> [Web page and app entries]:
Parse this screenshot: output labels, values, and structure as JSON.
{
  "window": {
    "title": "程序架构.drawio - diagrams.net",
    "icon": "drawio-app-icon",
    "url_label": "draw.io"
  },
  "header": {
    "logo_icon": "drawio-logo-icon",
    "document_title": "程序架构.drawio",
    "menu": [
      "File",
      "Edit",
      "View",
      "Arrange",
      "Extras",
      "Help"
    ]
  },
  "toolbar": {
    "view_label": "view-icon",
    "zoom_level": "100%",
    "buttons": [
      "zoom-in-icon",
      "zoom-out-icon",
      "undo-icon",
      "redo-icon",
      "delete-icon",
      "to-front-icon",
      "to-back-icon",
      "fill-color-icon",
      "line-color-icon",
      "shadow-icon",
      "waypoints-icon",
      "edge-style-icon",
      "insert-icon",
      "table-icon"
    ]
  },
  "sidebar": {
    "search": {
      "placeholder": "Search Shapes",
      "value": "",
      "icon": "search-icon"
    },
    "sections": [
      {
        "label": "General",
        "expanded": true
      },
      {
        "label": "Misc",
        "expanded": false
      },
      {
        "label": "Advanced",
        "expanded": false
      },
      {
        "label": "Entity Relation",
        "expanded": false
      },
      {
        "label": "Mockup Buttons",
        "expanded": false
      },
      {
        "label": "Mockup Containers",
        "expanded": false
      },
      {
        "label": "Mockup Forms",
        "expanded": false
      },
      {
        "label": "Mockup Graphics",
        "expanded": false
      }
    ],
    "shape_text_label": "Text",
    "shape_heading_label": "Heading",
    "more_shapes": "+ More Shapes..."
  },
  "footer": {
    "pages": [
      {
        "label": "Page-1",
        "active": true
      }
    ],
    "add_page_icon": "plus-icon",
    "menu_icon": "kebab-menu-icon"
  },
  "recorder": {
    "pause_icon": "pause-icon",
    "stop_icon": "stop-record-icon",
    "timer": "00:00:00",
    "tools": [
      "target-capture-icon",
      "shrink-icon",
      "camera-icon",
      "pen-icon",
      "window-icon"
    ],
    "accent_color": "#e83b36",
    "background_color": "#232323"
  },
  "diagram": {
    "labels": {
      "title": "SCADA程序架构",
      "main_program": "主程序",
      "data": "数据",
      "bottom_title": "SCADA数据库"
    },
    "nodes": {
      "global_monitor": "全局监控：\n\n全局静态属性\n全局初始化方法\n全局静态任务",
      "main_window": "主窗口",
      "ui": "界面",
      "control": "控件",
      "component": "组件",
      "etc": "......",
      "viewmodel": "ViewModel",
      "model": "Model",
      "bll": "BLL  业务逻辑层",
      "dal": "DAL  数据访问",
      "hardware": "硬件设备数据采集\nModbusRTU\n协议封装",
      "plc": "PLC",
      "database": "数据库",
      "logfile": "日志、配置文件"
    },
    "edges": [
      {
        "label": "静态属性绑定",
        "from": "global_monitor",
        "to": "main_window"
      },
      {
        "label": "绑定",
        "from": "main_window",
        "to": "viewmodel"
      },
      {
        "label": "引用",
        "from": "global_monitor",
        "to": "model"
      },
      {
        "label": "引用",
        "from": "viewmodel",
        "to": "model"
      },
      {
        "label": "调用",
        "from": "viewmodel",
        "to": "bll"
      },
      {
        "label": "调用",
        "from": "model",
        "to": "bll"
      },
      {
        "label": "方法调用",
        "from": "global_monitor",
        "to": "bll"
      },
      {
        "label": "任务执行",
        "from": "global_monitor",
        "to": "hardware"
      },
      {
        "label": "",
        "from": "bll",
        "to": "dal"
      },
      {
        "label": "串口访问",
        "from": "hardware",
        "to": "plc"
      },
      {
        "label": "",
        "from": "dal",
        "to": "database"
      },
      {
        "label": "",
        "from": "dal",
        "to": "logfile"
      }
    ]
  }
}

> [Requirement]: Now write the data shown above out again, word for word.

> [Answer space]:
Parse this screenshot: output labels, values, and structure as JSON.
{
  "window": {
    "title": "程序架构.drawio - diagrams.net",
    "icon": "drawio-app-icon",
    "url_label": "draw.io"
  },
  "header": {
    "logo_icon": "drawio-logo-icon",
    "document_title": "程序架构.drawio",
    "menu": [
      "File",
      "Edit",
      "View",
      "Arrange",
      "Extras",
      "Help"
    ]
  },
  "toolbar": {
    "view_label": "view-icon",
    "zoom_level": "100%",
    "buttons": [
      "zoom-in-icon",
      "zoom-out-icon",
      "undo-icon",
      "redo-icon",
      "delete-icon",
      "to-front-icon",
      "to-back-icon",
      "fill-color-icon",
      "line-color-icon",
      "shadow-icon",
      "waypoints-icon",
      "edge-style-icon",
      "insert-icon",
      "table-icon"
    ]
  },
  "sidebar": {
    "search": {
      "placeholder": "Search Shapes",
      "value": "",
      "icon": "search-icon"
    },
    "sections": [
      {
        "label": "General",
        "expanded": true
      },
      {
        "label": "Misc",
        "expanded": false
      },
      {
        "label": "Advanced",
        "expanded": false
      },
      {
        "label": "Entity Relation",
        "expanded": false
      },
      {
        "label": "Mockup Buttons",
        "expanded": false
      },
      {
        "label": "Mockup Containers",
        "expanded": false
      },
      {
        "label": "Mockup Forms",
        "expanded": false
      },
      {
        "label": "Mockup Graphics",
        "expanded": false
      }
    ],
    "shape_text_label": "Text",
    "shape_heading_label": "Heading",
    "more_shapes": "+ More Shapes..."
  },
  "footer": {
    "pages": [
      {
        "label": "Page-1",
        "active": true
      }
    ],
    "add_page_icon": "plus-icon",
    "menu_icon": "kebab-menu-icon"
  },
  "recorder": {
    "pause_icon": "pause-icon",
    "stop_icon": "stop-record-icon",
    "timer": "00:00:00",
    "tools": [
      "target-capture-icon",
      "shrink-icon",
      "camera-icon",
      "pen-icon",
      "window-icon"
    ],
    "accent_color": "#e83b36",
    "background_color": "#232323"
  },
  "diagram": {
    "labels": {
      "title": "SCADA程序架构",
      "main_program": "主程序",
      "data": "数据",
      "bottom_title": "SCADA数据库"
    },
    "nodes": {
      "global_monitor": "全局监控：\n\n全局静态属性\n全局初始化方法\n全局静态任务",
      "main_window": "主窗口",
      "ui": "界面",
      "control": "控件",
      "component": "组件",
      "etc": "......",
      "viewmodel": "ViewModel",
      "model": "Model",
      "bll": "BLL  业务逻辑层",
      "dal": "DAL  数据访问",
      "hardware": "硬件设备数据采集\nModbusRTU\n协议封装",
      "plc": "PLC",
      "database": "数据库",
      "logfile": "日志、配置文件"
    },
    "edges": [
      {
        "label": "静态属性绑定",
        "from": "global_monitor",
        "to": "main_window"
      },
      {
        "label": "绑定",
        "from": "main_window",
        "to": "viewmodel"
      },
      {
        "label": "引用",
        "from": "global_monitor",
        "to": "model"
      },
      {
        "label": "引用",
        "from": "viewmodel",
        "to": "model"
      },
      {
        "label": "调用",
        "from": "viewmodel",
        "to": "bll"
      },
      {
        "label": "调用",
        "from": "model",
        "to": "bll"
      },
      {
        "label": "方法调用",
        "from": "global_monitor",
        "to": "bll"
      },
      {
        "label": "任务执行",
        "from": "global_monitor",
        "to": "hardware"
      },
      {
        "label": "",
        "from": "bll",
        "to": "dal"
      },
      {
        "label": "串口访问",
        "from": "hardware",
        "to": "plc"
      },
      {
        "label": "",
        "from": "dal",
        "to": "database"
      },
      {
        "label": "",
        "from": "dal",
        "to": "logfile"
      }
    ]
  }
}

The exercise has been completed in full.